Task description | Tell how many lines below include the word "operations". Only the number should appear.

++++ Data for the task ++++

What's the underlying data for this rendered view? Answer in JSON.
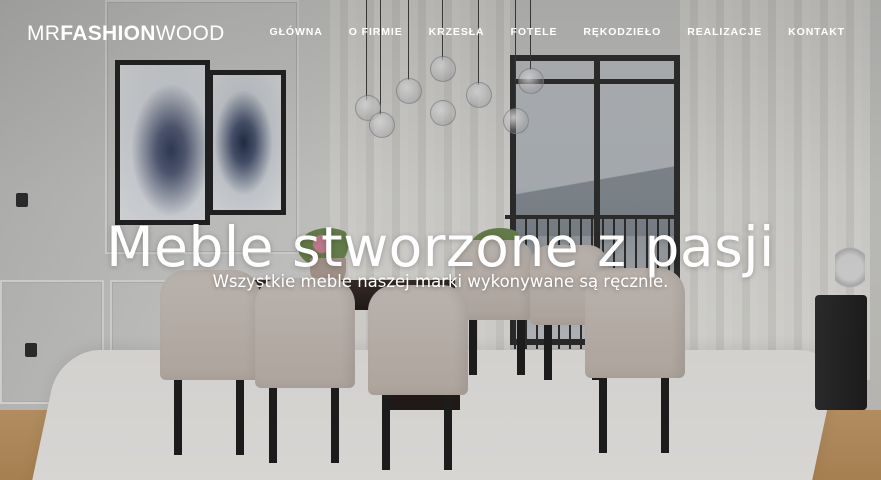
{
  "logo": {
    "part_light": "MR",
    "part_bold": "FASHION",
    "part_end": "WOOD"
  },
  "nav": {
    "items": [
      {
        "label": "GŁÓWNA"
      },
      {
        "label": "O FIRMIE"
      },
      {
        "label": "KRZESŁA"
      },
      {
        "label": "FOTELE"
      },
      {
        "label": "RĘKODZIEŁO"
      },
      {
        "label": "REALIZACJE"
      },
      {
        "label": "KONTAKT"
      }
    ]
  },
  "hero": {
    "title": "Meble stworzone z pasji",
    "subtitle": "Wszystkie meble naszej marki wykonywane są ręcznie.",
    "image_description_icon": "dining-room-photo"
  },
  "colors": {
    "nav_text": "#ffffff",
    "hero_text": "#ffffff"
  }
}
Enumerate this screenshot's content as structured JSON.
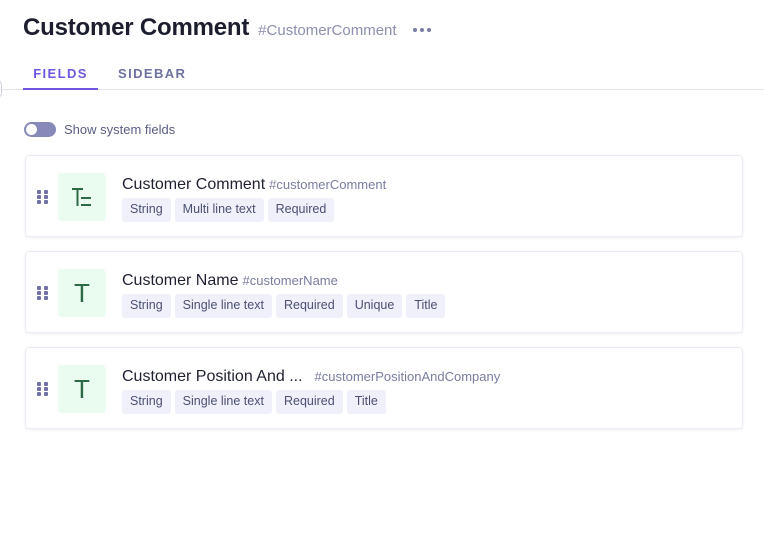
{
  "header": {
    "title": "Customer Comment",
    "api_id": "#CustomerComment",
    "more_icon": "more-horizontal-icon"
  },
  "tabs": [
    {
      "label": "FIELDS",
      "active": true
    },
    {
      "label": "SIDEBAR",
      "active": false
    }
  ],
  "system_fields_toggle": {
    "label": "Show system fields",
    "enabled": false
  },
  "fields": [
    {
      "name": "Customer Comment",
      "api_id": "#customerComment",
      "icon": "multi-line-text-icon",
      "badges": [
        "String",
        "Multi line text",
        "Required"
      ]
    },
    {
      "name": "Customer Name",
      "api_id": "#customerName",
      "icon": "single-line-text-icon",
      "badges": [
        "String",
        "Single line text",
        "Required",
        "Unique",
        "Title"
      ]
    },
    {
      "name": "Customer Position And ...",
      "api_id": "#customerPositionAndCompany",
      "icon": "single-line-text-icon",
      "badges": [
        "String",
        "Single line text",
        "Required",
        "Title"
      ]
    }
  ],
  "colors": {
    "accent": "#6f55e0",
    "icon_bg": "#eafcef",
    "icon_fg": "#2d6b45",
    "badge_bg": "#f0f0fa"
  }
}
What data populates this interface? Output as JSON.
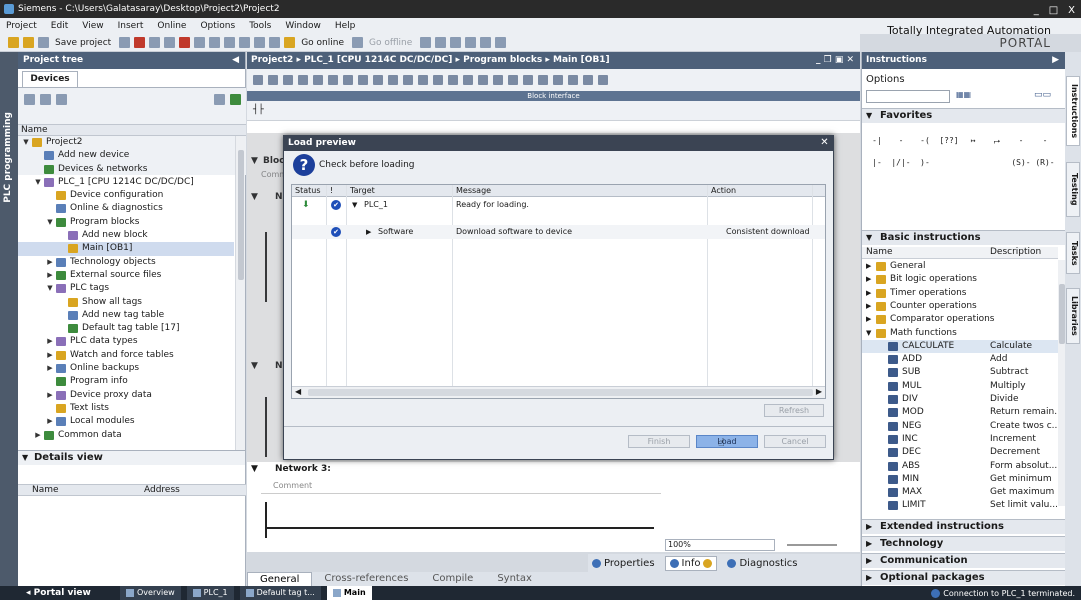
{
  "window": {
    "title": "Siemens  -  C:\\Users\\Galatasaray\\Desktop\\Project2\\Project2",
    "controls": [
      "_",
      "□",
      "X"
    ]
  },
  "menu": [
    "Project",
    "Edit",
    "View",
    "Insert",
    "Online",
    "Options",
    "Tools",
    "Window",
    "Help"
  ],
  "brand": {
    "line1": "Totally Integrated Automation",
    "line2": "PORTAL"
  },
  "toolbar": {
    "save_label": "Save project",
    "go_online": "Go online",
    "go_offline": "Go offline"
  },
  "left_strip": {
    "label": "PLC programming"
  },
  "project_tree": {
    "title": "Project tree",
    "tab": "Devices",
    "column_name": "Name",
    "items": [
      {
        "label": "Project2",
        "depth": 0,
        "arrow": "▼"
      },
      {
        "label": "Add new device",
        "depth": 1,
        "arrow": ""
      },
      {
        "label": "Devices & networks",
        "depth": 1,
        "arrow": ""
      },
      {
        "label": "PLC_1 [CPU 1214C DC/DC/DC]",
        "depth": 1,
        "arrow": "▼"
      },
      {
        "label": "Device configuration",
        "depth": 2,
        "arrow": ""
      },
      {
        "label": "Online & diagnostics",
        "depth": 2,
        "arrow": ""
      },
      {
        "label": "Program blocks",
        "depth": 2,
        "arrow": "▼"
      },
      {
        "label": "Add new block",
        "depth": 3,
        "arrow": ""
      },
      {
        "label": "Main [OB1]",
        "depth": 3,
        "arrow": "",
        "selected": true
      },
      {
        "label": "Technology objects",
        "depth": 2,
        "arrow": "▶"
      },
      {
        "label": "External source files",
        "depth": 2,
        "arrow": "▶"
      },
      {
        "label": "PLC tags",
        "depth": 2,
        "arrow": "▼"
      },
      {
        "label": "Show all tags",
        "depth": 3,
        "arrow": ""
      },
      {
        "label": "Add new tag table",
        "depth": 3,
        "arrow": ""
      },
      {
        "label": "Default tag table [17]",
        "depth": 3,
        "arrow": ""
      },
      {
        "label": "PLC data types",
        "depth": 2,
        "arrow": "▶"
      },
      {
        "label": "Watch and force tables",
        "depth": 2,
        "arrow": "▶"
      },
      {
        "label": "Online backups",
        "depth": 2,
        "arrow": "▶"
      },
      {
        "label": "Program info",
        "depth": 2,
        "arrow": ""
      },
      {
        "label": "Device proxy data",
        "depth": 2,
        "arrow": "▶"
      },
      {
        "label": "Text lists",
        "depth": 2,
        "arrow": ""
      },
      {
        "label": "Local modules",
        "depth": 2,
        "arrow": "▶"
      },
      {
        "label": "Common data",
        "depth": 1,
        "arrow": "▶"
      }
    ]
  },
  "details_view": {
    "title": "Details view",
    "col_name": "Name",
    "col_address": "Address"
  },
  "editor": {
    "breadcrumb": "Project2  ▸  PLC_1 [CPU 1214C DC/DC/DC]  ▸  Program blocks  ▸  Main [OB1]",
    "block_interface": "Block interface",
    "block_title": "Block",
    "comment_short": "Comm",
    "network_n": "N",
    "network3": "Network 3:",
    "comment": "Comment",
    "zoom": "100%"
  },
  "dialog": {
    "title": "Load preview",
    "check_text": "Check before loading",
    "columns": {
      "status": "Status",
      "exclam": "!",
      "target": "Target",
      "message": "Message",
      "action": "Action"
    },
    "rows": [
      {
        "target": "PLC_1",
        "message": "Ready for loading.",
        "action": ""
      },
      {
        "target": "Software",
        "message": "Download software to device",
        "action": "Consistent download"
      }
    ],
    "refresh": "Refresh",
    "finish": "Finish",
    "load": "Load",
    "cancel": "Cancel"
  },
  "properties_tabs": {
    "properties": "Properties",
    "info": "Info",
    "diagnostics": "Diagnostics"
  },
  "general_tabs": [
    "General",
    "Cross-references",
    "Compile",
    "Syntax"
  ],
  "instructions": {
    "title": "Instructions",
    "options": "Options",
    "favorites": "Favorites",
    "favorite_items": [
      "-| |-",
      "-|/|-",
      "-( )-",
      "[??]",
      "↦",
      "⮣",
      "-(S)-",
      "-(R)-"
    ],
    "basic": "Basic instructions",
    "col_name": "Name",
    "col_desc": "Description",
    "items": [
      {
        "name": "General",
        "desc": "",
        "folder": true,
        "arrow": "▶"
      },
      {
        "name": "Bit logic operations",
        "desc": "",
        "folder": true,
        "arrow": "▶"
      },
      {
        "name": "Timer operations",
        "desc": "",
        "folder": true,
        "arrow": "▶"
      },
      {
        "name": "Counter operations",
        "desc": "",
        "folder": true,
        "arrow": "▶"
      },
      {
        "name": "Comparator operations",
        "desc": "",
        "folder": true,
        "arrow": "▶"
      },
      {
        "name": "Math functions",
        "desc": "",
        "folder": true,
        "arrow": "▼"
      },
      {
        "name": "CALCULATE",
        "desc": "Calculate",
        "folder": false,
        "selected": true
      },
      {
        "name": "ADD",
        "desc": "Add",
        "folder": false
      },
      {
        "name": "SUB",
        "desc": "Subtract",
        "folder": false
      },
      {
        "name": "MUL",
        "desc": "Multiply",
        "folder": false
      },
      {
        "name": "DIV",
        "desc": "Divide",
        "folder": false
      },
      {
        "name": "MOD",
        "desc": "Return remain...",
        "folder": false
      },
      {
        "name": "NEG",
        "desc": "Create twos c...",
        "folder": false
      },
      {
        "name": "INC",
        "desc": "Increment",
        "folder": false
      },
      {
        "name": "DEC",
        "desc": "Decrement",
        "folder": false
      },
      {
        "name": "ABS",
        "desc": "Form absolut...",
        "folder": false
      },
      {
        "name": "MIN",
        "desc": "Get minimum",
        "folder": false
      },
      {
        "name": "MAX",
        "desc": "Get maximum",
        "folder": false
      },
      {
        "name": "LIMIT",
        "desc": "Set limit valu...",
        "folder": false
      }
    ],
    "extended": "Extended instructions",
    "technology": "Technology",
    "communication": "Communication",
    "optional": "Optional packages"
  },
  "right_tabs": [
    "Instructions",
    "Testing",
    "Tasks",
    "Libraries"
  ],
  "statusbar": {
    "portal_view": "Portal view",
    "tabs": [
      "Overview",
      "PLC_1",
      "Default tag t...",
      "Main"
    ],
    "connection": "Connection to PLC_1 terminated."
  }
}
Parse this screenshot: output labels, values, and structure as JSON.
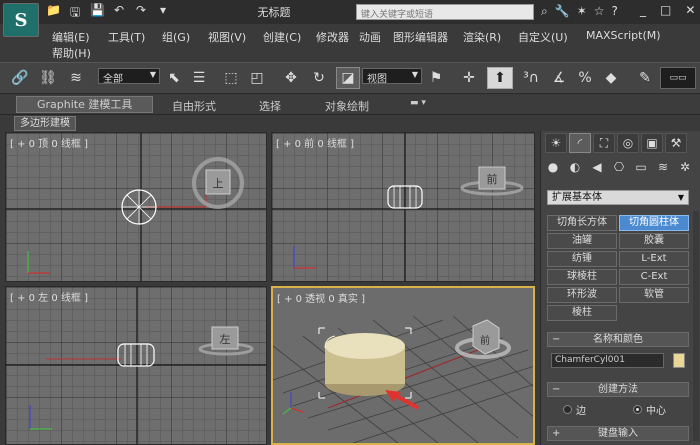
{
  "titlebar": {
    "logo": "S",
    "title": "无标题",
    "search_placeholder": "键入关键字或短语",
    "quick_access": [
      "📁",
      "🖫",
      "💾",
      "↶",
      "↷",
      "▾"
    ],
    "tool_icons": [
      "⌕",
      "🔧",
      "✶",
      "☆",
      "?",
      "▾"
    ],
    "window_controls": [
      "_",
      "□",
      "✕"
    ]
  },
  "menu": {
    "items": [
      "编辑(E)",
      "工具(T)",
      "组(G)",
      "视图(V)",
      "创建(C)",
      "修改器",
      "动画",
      "图形编辑器",
      "渲染(R)",
      "自定义(U)",
      "MAXScript(M)",
      "帮助(H)"
    ]
  },
  "toolbar": {
    "selection_filter": "全部",
    "ref_coord": "视图"
  },
  "ribbon": {
    "tabs": [
      "Graphite 建模工具",
      "自由形式",
      "选择",
      "对象绘制"
    ],
    "subtab": "多边形建模"
  },
  "viewports": {
    "top": "[ + 0 顶 0 线框 ]",
    "front": "[ + 0 前 0 线框 ]",
    "left": "[ + 0 左 0 线框 ]",
    "perspective": "[ + 0 透视 0 真实 ]",
    "cube_top": "上",
    "cube_front": "前",
    "cube_left": "左",
    "cube_persp": "前"
  },
  "panel": {
    "category": "扩展基本体",
    "buttons": [
      "切角长方体",
      "切角圆柱体",
      "油罐",
      "胶囊",
      "纺锤",
      "L-Ext",
      "球棱柱",
      "C-Ext",
      "环形波",
      "软管",
      "棱柱"
    ],
    "selected_button": "切角圆柱体",
    "rollout_name": "名称和颜色",
    "object_name": "ChamferCyl001",
    "color": "#e8d796",
    "rollout_create": "创建方法",
    "radio_edge": "边",
    "radio_center": "中心",
    "rollout_keyboard": "键盘输入"
  }
}
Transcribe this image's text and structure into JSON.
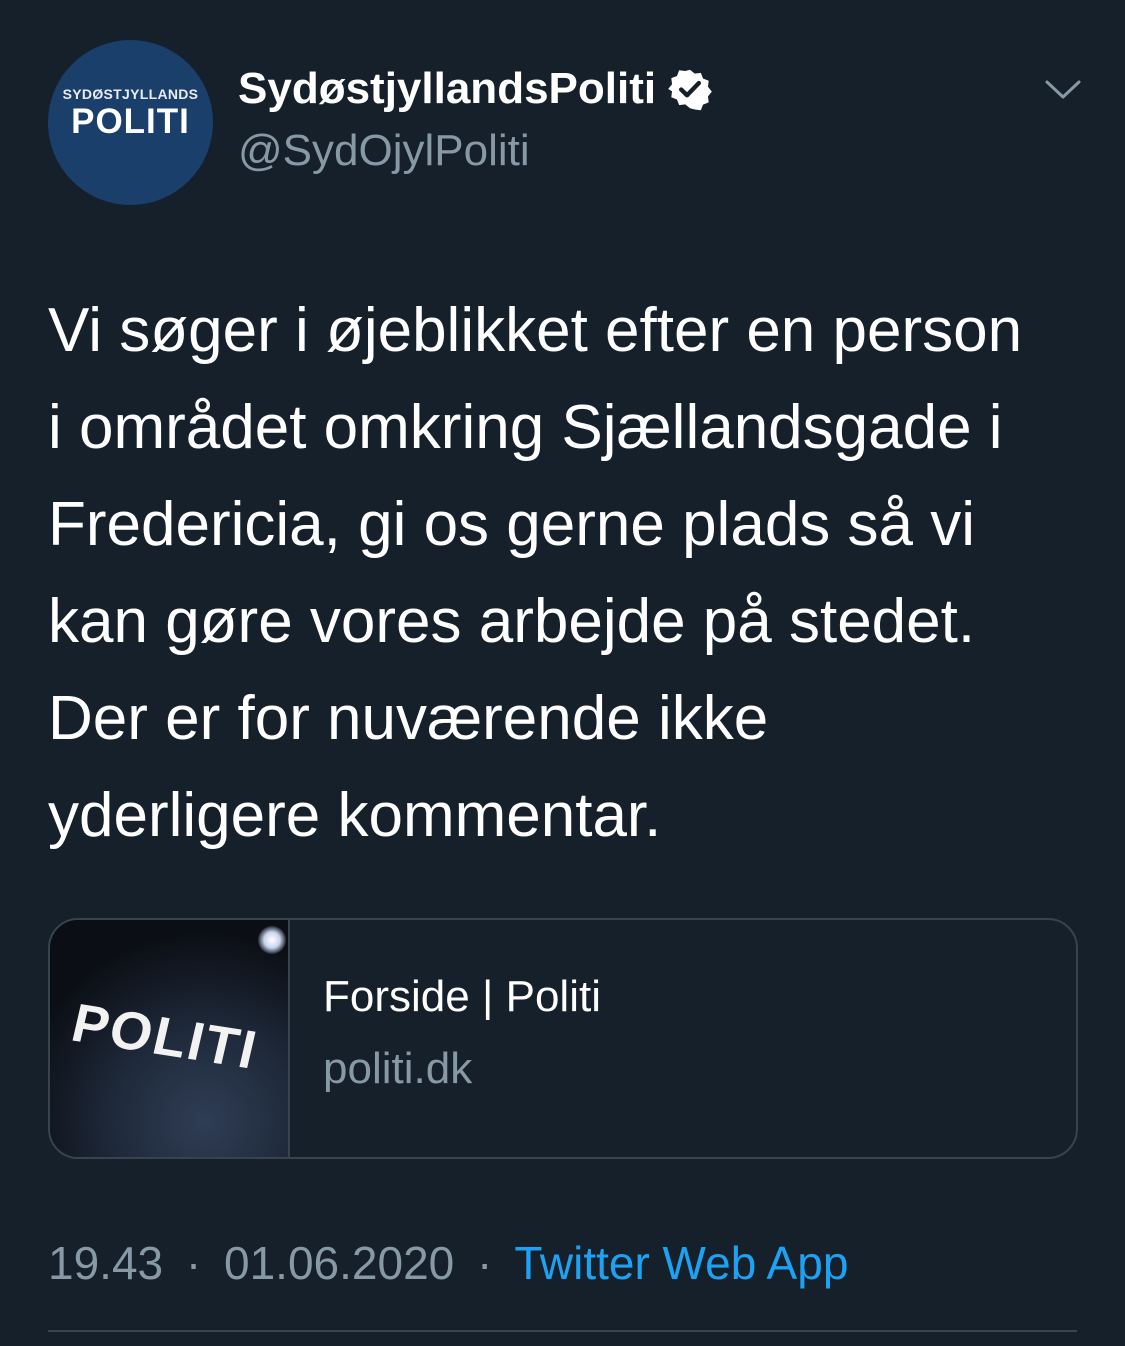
{
  "author": {
    "avatar_line1": "SYDØSTJYLLANDS",
    "avatar_line2": "POLITI",
    "name": "SydøstjyllandsPoliti",
    "handle": "@SydOjylPoliti",
    "verified": true,
    "verified_icon": "verified-badge-icon"
  },
  "menu_icon": "chevron-down-icon",
  "tweet": {
    "lines": [
      "Vi søger i øjeblikket efter en person",
      "i området omkring Sjællandsgade i",
      "Fredericia, gi os gerne plads så vi",
      "kan gøre vores arbejde på stedet.",
      "Der er for nuværende ikke",
      "yderligere kommentar."
    ]
  },
  "link_card": {
    "thumbnail_text": "POLITI",
    "title": "Forside | Politi",
    "domain": "politi.dk"
  },
  "meta": {
    "time": "19.43",
    "separator": "·",
    "date": "01.06.2020",
    "source": "Twitter Web App"
  },
  "colors": {
    "background": "#15202b",
    "text": "#ffffff",
    "muted": "#8899a6",
    "link": "#1da1f2",
    "border": "#38444d",
    "avatar_bg": "#1b3f6b"
  }
}
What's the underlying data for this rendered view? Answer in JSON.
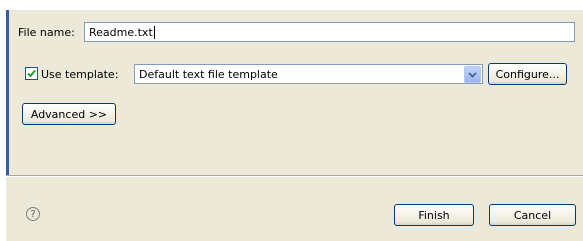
{
  "file_name": {
    "label": "File name:",
    "value": "Readme.txt"
  },
  "use_template": {
    "label": "Use template:",
    "checked": true
  },
  "template_select": {
    "value": "Default text file template"
  },
  "buttons": {
    "configure": "Configure...",
    "advanced": "Advanced >>",
    "finish": "Finish",
    "cancel": "Cancel"
  },
  "help_icon": "?"
}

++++

Result of the exercise | 4